Keyword: Sleep; Evolution
Link ID: 28234 - Posted: 03.11.2022

ByKelly Servick In 1997, Laura Gould put her 15-month-old daughter, Maria, down for a nap and returned to find her unresponsive. She had died suddenly, with no clues to explain the tragedy besides a fever the night before. When her daughter’s body was sent to the medical examiner’s office, “I thought they’d call me in an hour and tell me what happened … like on TV,” Gould says. Months later, neither that office nor independent pathologists had an explanation. “I hated ending it with ‘the autopsy was inconclusive, go on and live your life now,’” she says. “It just didn’t really feel like that was an option.” Gould co-founded a nonprofit foundation to support grieving parents, raise research funds, and increase awareness of sudden unexplained death in childhood (SUDC), a term used for children older than 12 months. In the United States, roughly 400 deaths fall into this category each year—about one-quarter as many as are labeled sudden infant death syndrome (SIDS). Two recent genetic analyses, one funded in part by Gould’s SUDC Foundation, now suggest potential causes for at least a small fraction of cases: mutations in genes associated with epilepsy, heart arrhythmias, and neurodevelopmental disorders. “Having this data is important,” says Marco Hefti, a neuropathologist at the University of Iowa Carver College of Medicine who was not involved in the new studies. SUDC is not a single disease, but “a grab bag of different things—and the more of those different things you can pull out, the better for everybody.” Neither study can say with certainty that a mutation is responsible for a child’s death. But the findings provide a basis for animal studies that could reveal how the genetic changes interfere with vital functions. They might also inform future child death investigations and potentially even screening programs to prevent deaths. Research on SUDC has lagged that on the more common and better known SIDS. Yet, biologically, SIDS and SUDC “may be part of a spectrum,” says Ingrid Holm, a medical geneticist at Boston Children’s Hospital. In both, death often occurs during sleep, and researchers suspect contributors including undetected heart defects, metabolic disorders, and central nervous system abnormalities. The children who die are roughly 10 times more likely than the average child to have a history of febrile seizures—convulsions that come with fevers in young children, notes neurologist Orrin Devinsky of New York University (NYU) Langone Health. © 2022 American Association for the Advancement of Science.

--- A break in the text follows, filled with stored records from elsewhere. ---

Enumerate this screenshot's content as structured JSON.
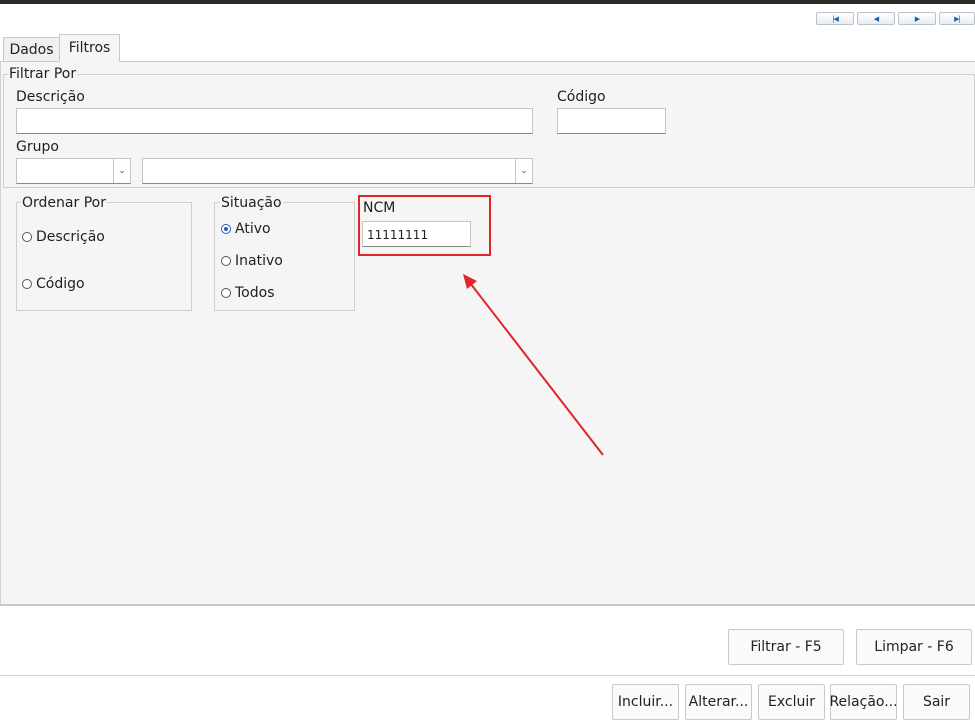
{
  "nav": {
    "first_icon": "first-page-icon",
    "prev_icon": "previous-icon",
    "next_icon": "next-icon",
    "last_icon": "last-page-icon"
  },
  "tabs": [
    {
      "label": "Dados",
      "active": false
    },
    {
      "label": "Filtros",
      "active": true
    }
  ],
  "filtrar": {
    "legend": "Filtrar Por",
    "descricao_label": "Descrição",
    "descricao_value": "",
    "codigo_label": "Código",
    "codigo_value": "",
    "grupo_label": "Grupo",
    "grupo_code_value": "",
    "grupo_name_value": ""
  },
  "ordenar": {
    "legend": "Ordenar Por",
    "options": [
      {
        "label": "Descrição",
        "checked": false
      },
      {
        "label": "Código",
        "checked": false
      }
    ]
  },
  "situacao": {
    "legend": "Situação",
    "options": [
      {
        "label": "Ativo",
        "checked": true
      },
      {
        "label": "Inativo",
        "checked": false
      },
      {
        "label": "Todos",
        "checked": false
      }
    ]
  },
  "ncm": {
    "label": "NCM",
    "value": "11111111",
    "highlight_color": "#e0252b"
  },
  "filter_buttons": {
    "filtrar": "Filtrar - F5",
    "limpar": "Limpar - F6"
  },
  "bottom_buttons": {
    "incluir": "Incluir...",
    "alterar": "Alterar...",
    "excluir": "Excluir",
    "relacao": "Relação...",
    "sair": "Sair"
  },
  "annotation": {
    "color": "#e0252b"
  }
}
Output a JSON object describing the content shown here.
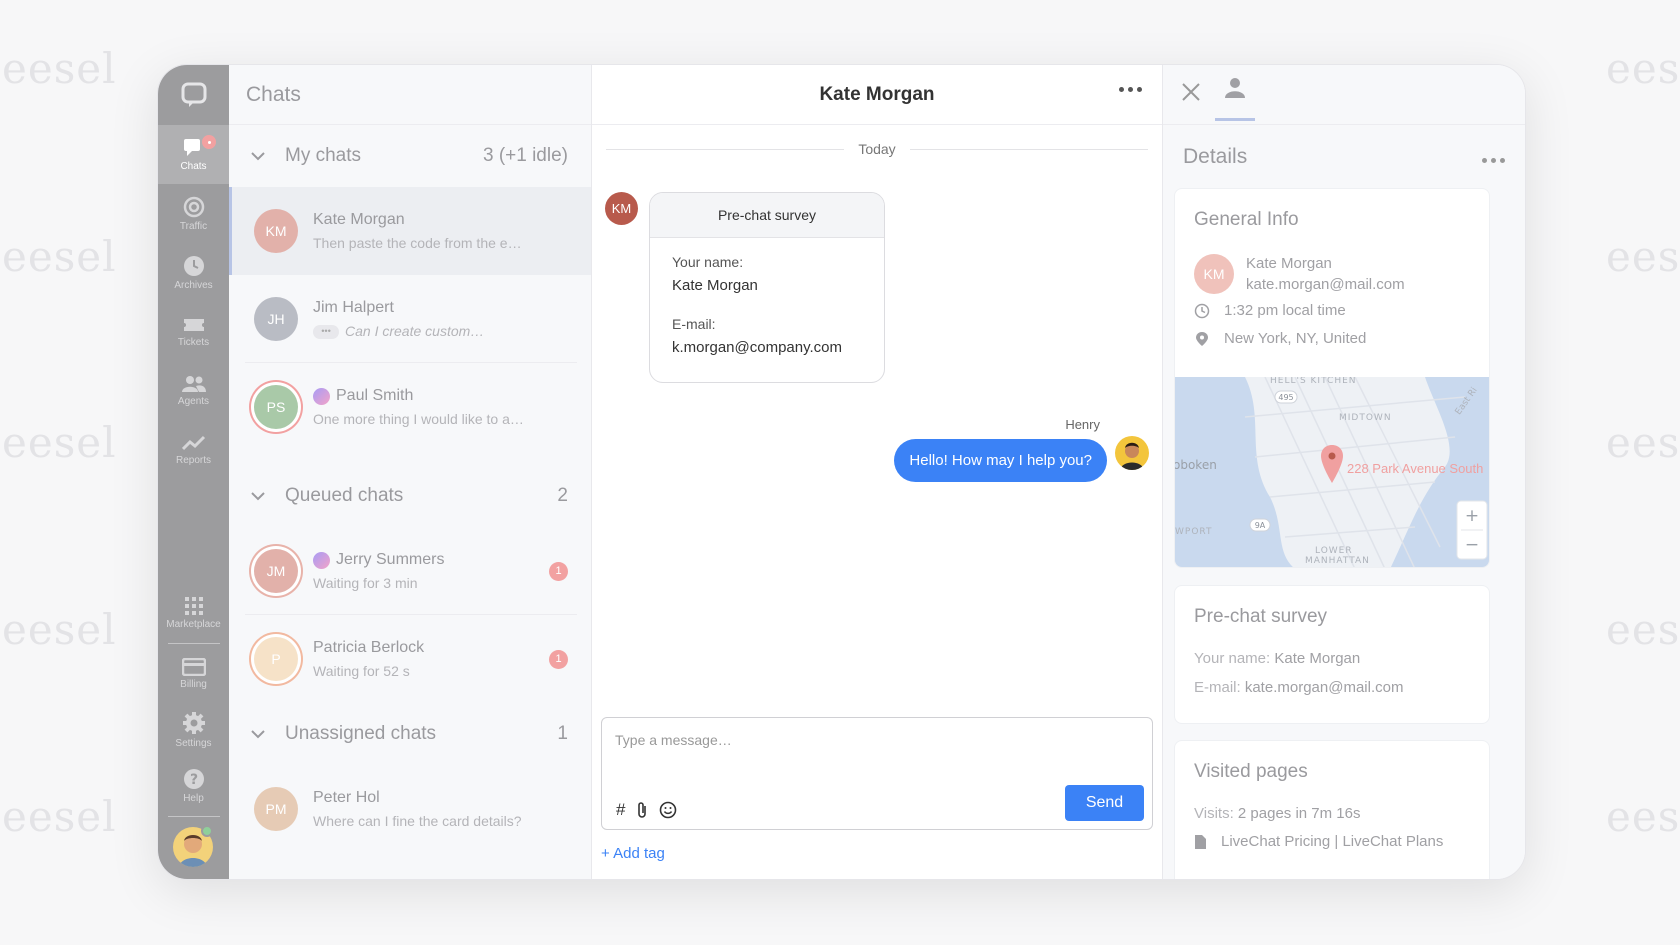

Keyword: Sleep; Genes & Behavior
Link ID: 28200 - Posted: 02.12.2022